President Alexander Lukashenko, who has ruled the 9.5-million nation with an iron fist for 26 years, has dismissed the protesters as Western puppets and rejected the European Union's offers of mediation. After a ferocious crackdown on demonstrators in the first days after the Aug. 9 presidential vote that caused international outrage, his government has avoided large-scale violence against demonstrators and switched to threats and the selective jailing of activists to stem the protests.

Anatoly Bokun, who leads the strike committee at Belaruskali, a huge potash factory in Soligorsk, was detained by police Monday and handed a 15-day jail sentence on charges of organizing an unsanctioned protest. The factory, which accounts for a fifth of the world’s potash fertilizer output, is the nation’s top cash earner.

The Belaruskali strike committee spokesman, Gleb Sandras, said authorities had managed to halt a strike at the factory that began two weeks ago and all its potash mines are now working.
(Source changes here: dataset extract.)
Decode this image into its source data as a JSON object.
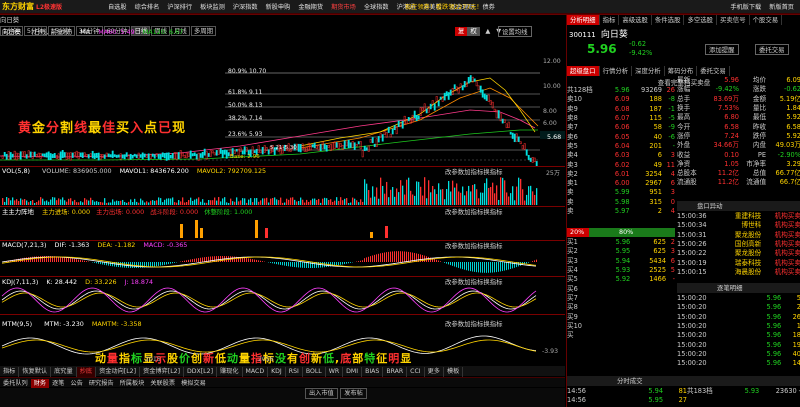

He said agents of Belarus' State Security Committee, which still goes by the Soviet-era name KGB, had pressured workers to end the strike.

“KGB agents have inundated the factory, tracking down the most active workers and using various means of pressure,” Sandras told The Associated Press. “The authorities have powerful economic instruments. They are blackmailing workers with mass dismissals.”

Strikes at Belaruskali and many other leading industrial plants have cast an unprecedented challenge to Lukashenko, who has kept the bulk of the economy in state hands and relied on blue-collar workers as his main support base.

Belarus Deputy Prime Minister Yuri Nazarov acknowledged Monday that the strikes posed a problem, but said all major industrial plants have resumed normal operations.

Bokun's detention follows the arrests of strike leaders at two other major industrial plants in Minsk last week. The organizer of a strike at the Grodno Azot, a major producer of nitrogen fertilizers, fled to Poland to escape detention.